**Task item**. Show me every line in the listing that has the word "role".

####################

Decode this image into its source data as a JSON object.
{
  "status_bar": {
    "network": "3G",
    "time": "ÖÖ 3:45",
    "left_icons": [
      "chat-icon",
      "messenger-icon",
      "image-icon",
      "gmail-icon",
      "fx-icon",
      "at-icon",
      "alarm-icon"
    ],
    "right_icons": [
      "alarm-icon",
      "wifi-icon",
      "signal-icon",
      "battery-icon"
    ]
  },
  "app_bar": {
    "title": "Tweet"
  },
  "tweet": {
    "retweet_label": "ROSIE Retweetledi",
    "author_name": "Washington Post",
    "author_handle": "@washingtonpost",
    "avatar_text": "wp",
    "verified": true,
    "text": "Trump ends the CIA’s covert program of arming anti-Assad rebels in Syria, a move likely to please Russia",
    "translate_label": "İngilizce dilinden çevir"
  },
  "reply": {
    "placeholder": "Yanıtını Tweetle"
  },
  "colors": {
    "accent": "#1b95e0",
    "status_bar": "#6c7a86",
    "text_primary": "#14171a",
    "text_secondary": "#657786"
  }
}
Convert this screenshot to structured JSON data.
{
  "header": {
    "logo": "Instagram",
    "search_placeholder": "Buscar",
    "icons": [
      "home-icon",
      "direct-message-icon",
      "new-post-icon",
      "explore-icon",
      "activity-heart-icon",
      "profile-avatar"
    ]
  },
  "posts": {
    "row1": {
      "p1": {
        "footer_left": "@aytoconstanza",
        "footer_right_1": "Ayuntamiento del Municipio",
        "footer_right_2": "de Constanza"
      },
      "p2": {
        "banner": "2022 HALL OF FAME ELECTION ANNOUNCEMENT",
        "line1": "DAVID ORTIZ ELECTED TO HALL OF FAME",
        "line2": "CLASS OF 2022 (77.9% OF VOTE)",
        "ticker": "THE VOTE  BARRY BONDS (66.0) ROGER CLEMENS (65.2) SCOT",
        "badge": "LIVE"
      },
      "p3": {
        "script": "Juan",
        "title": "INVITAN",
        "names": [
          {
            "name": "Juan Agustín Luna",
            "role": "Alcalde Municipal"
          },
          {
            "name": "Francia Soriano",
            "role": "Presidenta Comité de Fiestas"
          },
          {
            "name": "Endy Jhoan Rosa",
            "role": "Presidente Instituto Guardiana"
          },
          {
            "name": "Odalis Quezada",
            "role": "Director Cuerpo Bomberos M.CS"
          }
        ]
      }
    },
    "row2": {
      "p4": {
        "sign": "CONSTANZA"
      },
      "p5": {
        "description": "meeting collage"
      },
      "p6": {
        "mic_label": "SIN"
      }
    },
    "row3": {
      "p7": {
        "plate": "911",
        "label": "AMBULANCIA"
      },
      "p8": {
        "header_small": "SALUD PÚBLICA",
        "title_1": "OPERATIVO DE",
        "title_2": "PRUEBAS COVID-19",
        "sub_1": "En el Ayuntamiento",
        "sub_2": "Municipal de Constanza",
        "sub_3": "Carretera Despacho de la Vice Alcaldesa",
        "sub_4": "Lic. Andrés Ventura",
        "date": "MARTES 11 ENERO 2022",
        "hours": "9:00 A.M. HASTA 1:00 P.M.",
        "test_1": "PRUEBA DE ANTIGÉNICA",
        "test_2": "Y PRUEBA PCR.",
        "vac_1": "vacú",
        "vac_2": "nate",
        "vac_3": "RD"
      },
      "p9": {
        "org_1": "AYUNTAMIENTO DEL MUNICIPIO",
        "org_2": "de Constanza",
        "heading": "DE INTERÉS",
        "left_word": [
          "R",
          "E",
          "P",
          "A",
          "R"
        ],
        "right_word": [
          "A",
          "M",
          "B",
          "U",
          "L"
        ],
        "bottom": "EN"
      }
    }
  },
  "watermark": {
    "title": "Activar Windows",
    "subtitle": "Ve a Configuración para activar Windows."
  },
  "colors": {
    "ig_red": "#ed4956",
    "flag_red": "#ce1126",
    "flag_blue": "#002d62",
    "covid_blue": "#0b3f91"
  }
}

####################

**Task output**.
            "role": "Alcalde Municipal"
            "role": "Presidenta Comité de Fiestas"
            "role": "Presidente Instituto Guardiana"
            "role": "Director Cuerpo Bomberos M.CS"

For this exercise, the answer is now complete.